| Records provided |
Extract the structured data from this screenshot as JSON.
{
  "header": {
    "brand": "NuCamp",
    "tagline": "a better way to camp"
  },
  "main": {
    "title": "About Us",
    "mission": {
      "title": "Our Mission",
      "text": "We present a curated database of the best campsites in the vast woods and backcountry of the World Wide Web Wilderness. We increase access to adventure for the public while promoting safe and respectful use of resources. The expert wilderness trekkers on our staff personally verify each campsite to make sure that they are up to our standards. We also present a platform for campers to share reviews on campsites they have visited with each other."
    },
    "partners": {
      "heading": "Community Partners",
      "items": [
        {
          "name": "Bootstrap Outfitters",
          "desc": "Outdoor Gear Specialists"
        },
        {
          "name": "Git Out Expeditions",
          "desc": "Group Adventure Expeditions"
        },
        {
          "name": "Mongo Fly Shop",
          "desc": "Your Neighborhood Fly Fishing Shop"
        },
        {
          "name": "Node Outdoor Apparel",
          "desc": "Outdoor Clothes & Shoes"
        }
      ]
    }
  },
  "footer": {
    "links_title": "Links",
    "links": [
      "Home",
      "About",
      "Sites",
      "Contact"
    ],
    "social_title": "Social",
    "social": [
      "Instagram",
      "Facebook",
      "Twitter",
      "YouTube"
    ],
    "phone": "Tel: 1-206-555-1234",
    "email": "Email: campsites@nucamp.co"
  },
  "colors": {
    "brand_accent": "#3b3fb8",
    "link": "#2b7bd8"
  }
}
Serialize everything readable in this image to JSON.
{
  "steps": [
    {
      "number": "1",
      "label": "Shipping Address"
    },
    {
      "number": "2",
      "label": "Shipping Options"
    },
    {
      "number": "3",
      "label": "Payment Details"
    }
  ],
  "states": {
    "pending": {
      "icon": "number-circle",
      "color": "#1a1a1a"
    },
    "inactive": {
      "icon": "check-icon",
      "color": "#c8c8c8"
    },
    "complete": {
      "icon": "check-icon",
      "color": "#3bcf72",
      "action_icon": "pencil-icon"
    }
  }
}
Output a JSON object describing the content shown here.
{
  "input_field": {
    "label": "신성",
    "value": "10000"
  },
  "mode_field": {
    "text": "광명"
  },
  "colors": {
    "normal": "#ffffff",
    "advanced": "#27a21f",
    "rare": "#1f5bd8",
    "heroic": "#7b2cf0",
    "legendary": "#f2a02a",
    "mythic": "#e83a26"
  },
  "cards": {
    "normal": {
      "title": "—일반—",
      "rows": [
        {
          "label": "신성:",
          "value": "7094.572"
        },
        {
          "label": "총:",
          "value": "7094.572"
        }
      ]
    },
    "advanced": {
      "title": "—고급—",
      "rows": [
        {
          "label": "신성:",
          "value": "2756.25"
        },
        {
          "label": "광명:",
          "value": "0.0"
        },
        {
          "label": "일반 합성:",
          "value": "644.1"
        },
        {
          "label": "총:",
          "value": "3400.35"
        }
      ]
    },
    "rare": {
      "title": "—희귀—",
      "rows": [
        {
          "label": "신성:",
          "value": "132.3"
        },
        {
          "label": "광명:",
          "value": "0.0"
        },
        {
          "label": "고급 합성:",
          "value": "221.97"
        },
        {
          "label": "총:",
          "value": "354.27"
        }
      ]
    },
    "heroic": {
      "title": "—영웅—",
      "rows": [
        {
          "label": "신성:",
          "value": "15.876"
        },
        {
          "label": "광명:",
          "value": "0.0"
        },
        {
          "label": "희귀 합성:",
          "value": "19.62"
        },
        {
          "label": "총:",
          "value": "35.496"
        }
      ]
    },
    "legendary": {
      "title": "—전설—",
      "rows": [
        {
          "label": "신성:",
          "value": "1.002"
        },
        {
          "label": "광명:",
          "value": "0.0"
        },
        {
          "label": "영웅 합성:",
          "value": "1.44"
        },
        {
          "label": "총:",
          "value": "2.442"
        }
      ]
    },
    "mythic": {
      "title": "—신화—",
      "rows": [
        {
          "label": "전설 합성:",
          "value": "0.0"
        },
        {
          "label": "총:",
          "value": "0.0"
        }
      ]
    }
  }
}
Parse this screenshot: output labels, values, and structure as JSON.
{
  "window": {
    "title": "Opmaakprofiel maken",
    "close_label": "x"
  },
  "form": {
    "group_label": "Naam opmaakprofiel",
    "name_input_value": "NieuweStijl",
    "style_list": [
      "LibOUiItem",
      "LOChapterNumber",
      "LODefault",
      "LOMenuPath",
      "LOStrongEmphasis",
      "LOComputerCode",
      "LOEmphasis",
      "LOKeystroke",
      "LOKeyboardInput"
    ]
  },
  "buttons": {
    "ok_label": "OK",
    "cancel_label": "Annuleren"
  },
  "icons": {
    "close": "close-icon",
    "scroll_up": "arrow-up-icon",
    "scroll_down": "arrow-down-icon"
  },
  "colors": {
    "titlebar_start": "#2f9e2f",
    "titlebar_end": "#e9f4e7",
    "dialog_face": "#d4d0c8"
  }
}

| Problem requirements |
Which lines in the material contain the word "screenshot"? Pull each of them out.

| Expected answer |
Extract the structured data from this screenshot as JSON.
Parse this screenshot: output labels, values, and structure as JSON.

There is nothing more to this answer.